Smartphone kill switches may very well be mandatory in the future but are the solutions already on the market - namely, the Activation Lock feature in iOS 7 - actually doing anything to curb smartphone theft in high-risk areas? It would appear so.

According to a report from The New York Times, theft of Apple devices since Activation Lock was introduced seems to be down across the board. Police in San Francisco said iPhone theft dropped 38 percent in the six months before and after the feature debuted. In London, another hotbed for thieves, police reported a 24 percent drop in stolen Apple handsets.

The trend continues in New York as robberies involving Apple gear dropped 19 percent in the first five months of this year compared to the same time period a year ago.
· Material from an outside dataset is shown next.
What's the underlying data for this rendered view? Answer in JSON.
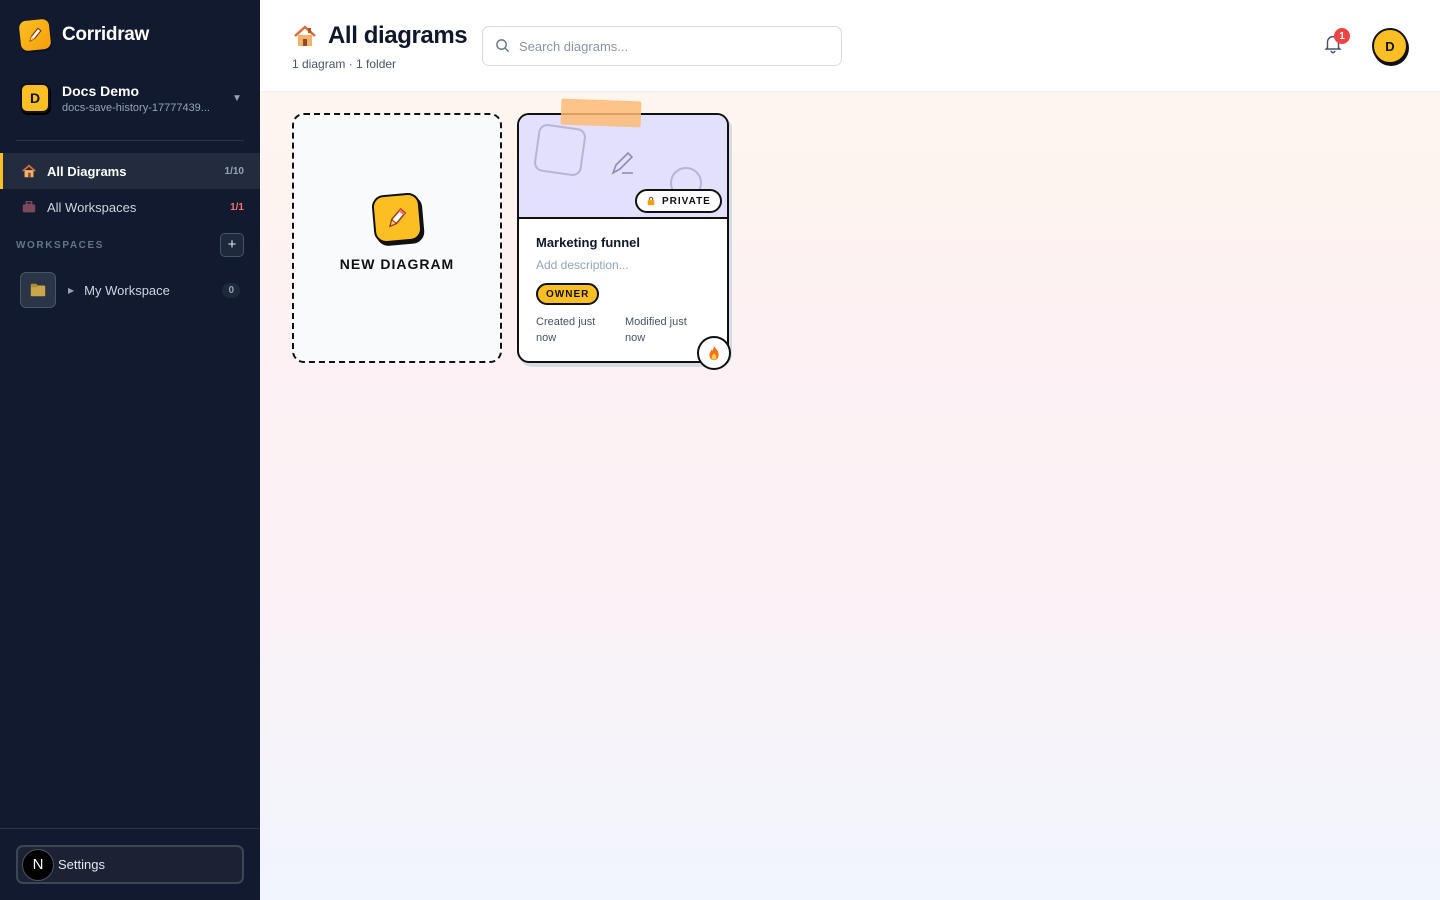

It's clear that iPhone thefts are on the decline although one has to be cautious of giving all the credit to Activation Lock. As Maximum PC points out, there are other factors at play that need to be considered as well such as increased effort from tech companies and law enforcement to educate people consumers regarding extra security measures they can take.

Things like setting up a passcode are being pushed more now than ever. You'd be surprised at how many people operate devices filled with confidential data without a passcode.

Looking ahead, it appears that both Google and Microsoft are working on anti-theft technologies of their own that will be baked into future revisions of Android and Windows Phone, respectively. Perhaps government intervention won't be needed after all.